# [About this exercise]
Print the whole listing again, exactly as it stands.

----------------

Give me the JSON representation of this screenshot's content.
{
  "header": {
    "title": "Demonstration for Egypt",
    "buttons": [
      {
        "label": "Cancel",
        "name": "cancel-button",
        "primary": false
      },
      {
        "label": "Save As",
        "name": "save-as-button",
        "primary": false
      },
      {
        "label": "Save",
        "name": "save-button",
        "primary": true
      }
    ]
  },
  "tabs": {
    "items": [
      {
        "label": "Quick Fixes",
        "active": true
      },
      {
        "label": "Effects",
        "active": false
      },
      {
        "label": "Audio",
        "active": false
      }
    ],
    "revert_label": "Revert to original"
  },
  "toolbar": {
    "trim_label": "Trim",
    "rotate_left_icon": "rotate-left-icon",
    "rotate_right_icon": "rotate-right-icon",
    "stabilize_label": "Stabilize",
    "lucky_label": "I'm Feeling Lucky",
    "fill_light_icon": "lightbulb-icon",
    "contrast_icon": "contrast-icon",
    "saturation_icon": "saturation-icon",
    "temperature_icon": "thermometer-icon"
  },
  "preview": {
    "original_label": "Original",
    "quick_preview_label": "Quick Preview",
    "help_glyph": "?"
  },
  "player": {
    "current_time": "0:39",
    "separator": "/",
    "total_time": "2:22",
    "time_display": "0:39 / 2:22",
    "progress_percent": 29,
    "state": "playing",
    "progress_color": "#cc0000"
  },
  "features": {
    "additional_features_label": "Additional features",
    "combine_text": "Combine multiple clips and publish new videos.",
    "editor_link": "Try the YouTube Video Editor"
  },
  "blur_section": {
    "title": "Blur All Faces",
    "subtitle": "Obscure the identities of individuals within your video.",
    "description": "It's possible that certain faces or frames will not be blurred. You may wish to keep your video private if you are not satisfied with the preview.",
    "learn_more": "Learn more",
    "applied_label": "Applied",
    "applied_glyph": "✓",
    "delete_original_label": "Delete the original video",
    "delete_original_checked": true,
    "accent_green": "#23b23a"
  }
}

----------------

# [Task result]
Give me the JSON representation of this screenshot's content.
{
  "header": {
    "title": "Demonstration for Egypt",
    "buttons": [
      {
        "label": "Cancel",
        "name": "cancel-button",
        "primary": false
      },
      {
        "label": "Save As",
        "name": "save-as-button",
        "primary": false
      },
      {
        "label": "Save",
        "name": "save-button",
        "primary": true
      }
    ]
  },
  "tabs": {
    "items": [
      {
        "label": "Quick Fixes",
        "active": true
      },
      {
        "label": "Effects",
        "active": false
      },
      {
        "label": "Audio",
        "active": false
      }
    ],
    "revert_label": "Revert to original"
  },
  "toolbar": {
    "trim_label": "Trim",
    "rotate_left_icon": "rotate-left-icon",
    "rotate_right_icon": "rotate-right-icon",
    "stabilize_label": "Stabilize",
    "lucky_label": "I'm Feeling Lucky",
    "fill_light_icon": "lightbulb-icon",
    "contrast_icon": "contrast-icon",
    "saturation_icon": "saturation-icon",
    "temperature_icon": "thermometer-icon"
  },
  "preview": {
    "original_label": "Original",
    "quick_preview_label": "Quick Preview",
    "help_glyph": "?"
  },
  "player": {
    "current_time": "0:39",
    "separator": "/",
    "total_time": "2:22",
    "time_display": "0:39 / 2:22",
    "progress_percent": 29,
    "state": "playing",
    "progress_color": "#cc0000"
  },
  "features": {
    "additional_features_label": "Additional features",
    "combine_text": "Combine multiple clips and publish new videos.",
    "editor_link": "Try the YouTube Video Editor"
  },
  "blur_section": {
    "title": "Blur All Faces",
    "subtitle": "Obscure the identities of individuals within your video.",
    "description": "It's possible that certain faces or frames will not be blurred. You may wish to keep your video private if you are not satisfied with the preview.",
    "learn_more": "Learn more",
    "applied_label": "Applied",
    "applied_glyph": "✓",
    "delete_original_label": "Delete the original video",
    "delete_original_checked": true,
    "accent_green": "#23b23a"
  }
}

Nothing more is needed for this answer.